▶ _ABOUT THIS EXERCISE_
Scan the records for "Modified". Report each line that includes it.

▶ _DATA TO USE_
Start of Block

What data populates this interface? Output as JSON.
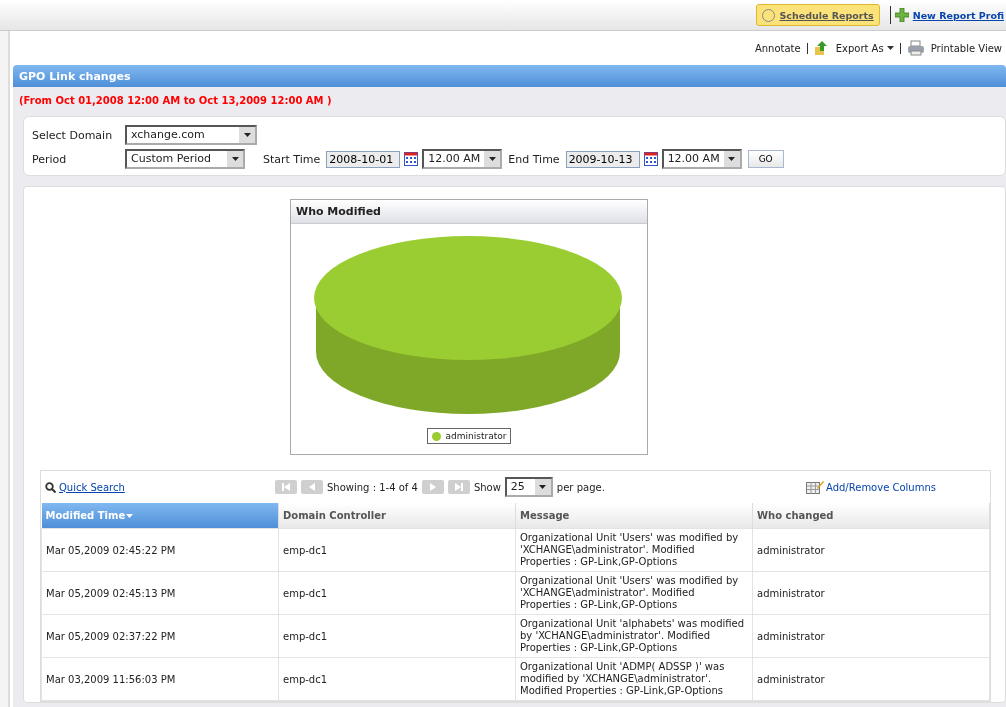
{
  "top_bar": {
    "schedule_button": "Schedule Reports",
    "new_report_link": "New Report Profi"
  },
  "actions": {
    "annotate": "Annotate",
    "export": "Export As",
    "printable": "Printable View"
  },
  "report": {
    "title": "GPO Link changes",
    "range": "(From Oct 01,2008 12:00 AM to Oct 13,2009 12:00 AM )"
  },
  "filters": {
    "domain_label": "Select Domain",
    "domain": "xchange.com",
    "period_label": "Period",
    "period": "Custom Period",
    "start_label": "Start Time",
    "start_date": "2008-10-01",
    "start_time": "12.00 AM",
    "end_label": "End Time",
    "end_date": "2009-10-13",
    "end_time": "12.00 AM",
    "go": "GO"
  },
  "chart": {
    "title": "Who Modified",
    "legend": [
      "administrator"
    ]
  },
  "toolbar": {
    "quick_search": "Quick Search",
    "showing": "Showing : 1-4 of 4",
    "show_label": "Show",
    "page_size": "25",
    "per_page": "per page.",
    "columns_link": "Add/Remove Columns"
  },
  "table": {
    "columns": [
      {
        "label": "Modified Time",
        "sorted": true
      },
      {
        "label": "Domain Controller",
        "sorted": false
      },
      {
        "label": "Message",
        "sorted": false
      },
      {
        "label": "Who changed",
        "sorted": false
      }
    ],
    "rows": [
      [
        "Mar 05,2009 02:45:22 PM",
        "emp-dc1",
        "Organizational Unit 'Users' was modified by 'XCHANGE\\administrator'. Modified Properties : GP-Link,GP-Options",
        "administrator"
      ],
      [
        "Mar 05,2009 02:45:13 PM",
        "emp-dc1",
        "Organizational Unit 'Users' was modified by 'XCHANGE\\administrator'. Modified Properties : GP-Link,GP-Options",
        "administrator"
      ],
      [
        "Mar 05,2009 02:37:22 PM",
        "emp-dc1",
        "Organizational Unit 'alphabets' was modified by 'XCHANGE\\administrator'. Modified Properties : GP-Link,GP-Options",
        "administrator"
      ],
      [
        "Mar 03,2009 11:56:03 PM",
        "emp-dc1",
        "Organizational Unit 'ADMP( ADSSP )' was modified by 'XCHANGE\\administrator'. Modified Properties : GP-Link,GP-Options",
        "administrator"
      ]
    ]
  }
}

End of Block

▶ _REPLY TO THE TASK_
    "title": "Who Modified",
        "label": "Modified Time",
        "Organizational Unit 'Users' was modified by 'XCHANGE\\administrator'. Modified Properties : GP-Link,GP-Options",
        "Organizational Unit 'Users' was modified by 'XCHANGE\\administrator'. Modified Properties : GP-Link,GP-Options",
        "Organizational Unit 'alphabets' was modified by 'XCHANGE\\administrator'. Modified Properties : GP-Link,GP-Options",
        "Organizational Unit 'ADMP( ADSSP )' was modified by 'XCHANGE\\administrator'. Modified Properties : GP-Link,GP-Options",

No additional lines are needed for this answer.